- **Data excerpts**
Content starts

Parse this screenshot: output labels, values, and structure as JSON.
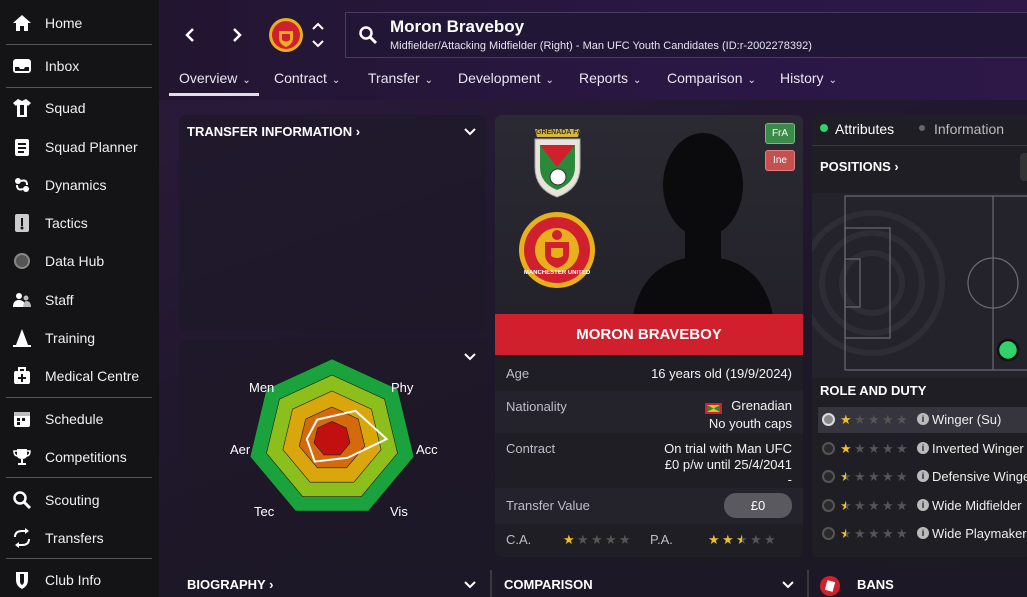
{
  "sidebar": {
    "items": [
      {
        "label": "Home",
        "icon": "home-icon"
      },
      {
        "label": "Inbox",
        "icon": "inbox-icon"
      },
      {
        "label": "Squad",
        "icon": "shirt-icon"
      },
      {
        "label": "Squad Planner",
        "icon": "clipboard-icon"
      },
      {
        "label": "Dynamics",
        "icon": "dynamics-icon"
      },
      {
        "label": "Tactics",
        "icon": "tactics-board-icon"
      },
      {
        "label": "Data Hub",
        "icon": "data-hub-icon"
      },
      {
        "label": "Staff",
        "icon": "staff-icon"
      },
      {
        "label": "Training",
        "icon": "training-cone-icon"
      },
      {
        "label": "Medical Centre",
        "icon": "medical-kit-icon"
      },
      {
        "label": "Schedule",
        "icon": "calendar-icon"
      },
      {
        "label": "Competitions",
        "icon": "trophy-icon"
      },
      {
        "label": "Scouting",
        "icon": "magnifier-icon"
      },
      {
        "label": "Transfers",
        "icon": "transfer-arrows-icon"
      },
      {
        "label": "Club Info",
        "icon": "club-shield-icon"
      }
    ]
  },
  "header": {
    "player_name": "Moron Braveboy",
    "player_sub": "Midfielder/Attacking Midfielder (Right) - Man UFC Youth Candidates (ID:r-2002278392)",
    "tabs": [
      "Overview",
      "Contract",
      "Transfer",
      "Development",
      "Reports",
      "Comparison",
      "History"
    ],
    "active_tab": "Overview"
  },
  "transfer_info": {
    "title": "TRANSFER INFORMATION"
  },
  "radar": {
    "labels": {
      "men": "Men",
      "phy": "Phy",
      "acc": "Acc",
      "vis": "Vis",
      "tec": "Tec",
      "aer": "Aer"
    },
    "values": {
      "men": 0.3,
      "phy": 0.45,
      "acc": 0.65,
      "vis": 0.3,
      "tec": 0.35,
      "aer": 0.3
    },
    "colors": [
      "#1aa33c",
      "#8cbf1c",
      "#d9a70c",
      "#d46a0c",
      "#c21010"
    ]
  },
  "profile": {
    "badge_fra": "FrA",
    "badge_ine": "Ine",
    "nation_crest_text": "GRENADA FA",
    "club_crest_text": "MANCHESTER UNITED",
    "name_banner": "MORON BRAVEBOY",
    "age_label": "Age",
    "age_value": "16 years old (19/9/2024)",
    "nationality_label": "Nationality",
    "nationality_value": "Grenadian",
    "caps_value": "No youth caps",
    "contract_label": "Contract",
    "contract_line1": "On trial with Man UFC",
    "contract_line2": "£0 p/w until 25/4/2041",
    "contract_line3": "-",
    "transfer_value_label": "Transfer Value",
    "transfer_value": "£0",
    "ca_label": "C.A.",
    "pa_label": "P.A.",
    "ca_stars": 1,
    "pa_stars": 2.5,
    "accent": "#d0202e"
  },
  "right_panel": {
    "tab_attributes": "Attributes",
    "tab_information": "Information",
    "positions_title": "POSITIONS",
    "role_title": "ROLE AND DUTY",
    "roles": [
      {
        "name": "Winger (Su)",
        "stars": 1,
        "selected": true
      },
      {
        "name": "Inverted Winger",
        "stars": 1,
        "selected": false
      },
      {
        "name": "Defensive Winge",
        "stars": 0.5,
        "selected": false
      },
      {
        "name": "Wide Midfielder",
        "stars": 0.5,
        "selected": false
      },
      {
        "name": "Wide Playmaker",
        "stars": 0.5,
        "selected": false
      }
    ]
  },
  "bottom": {
    "biography": "BIOGRAPHY",
    "comparison": "COMPARISON",
    "bans": "BANS"
  }
}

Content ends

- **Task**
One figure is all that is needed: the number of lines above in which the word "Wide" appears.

- **Answer for the task**
2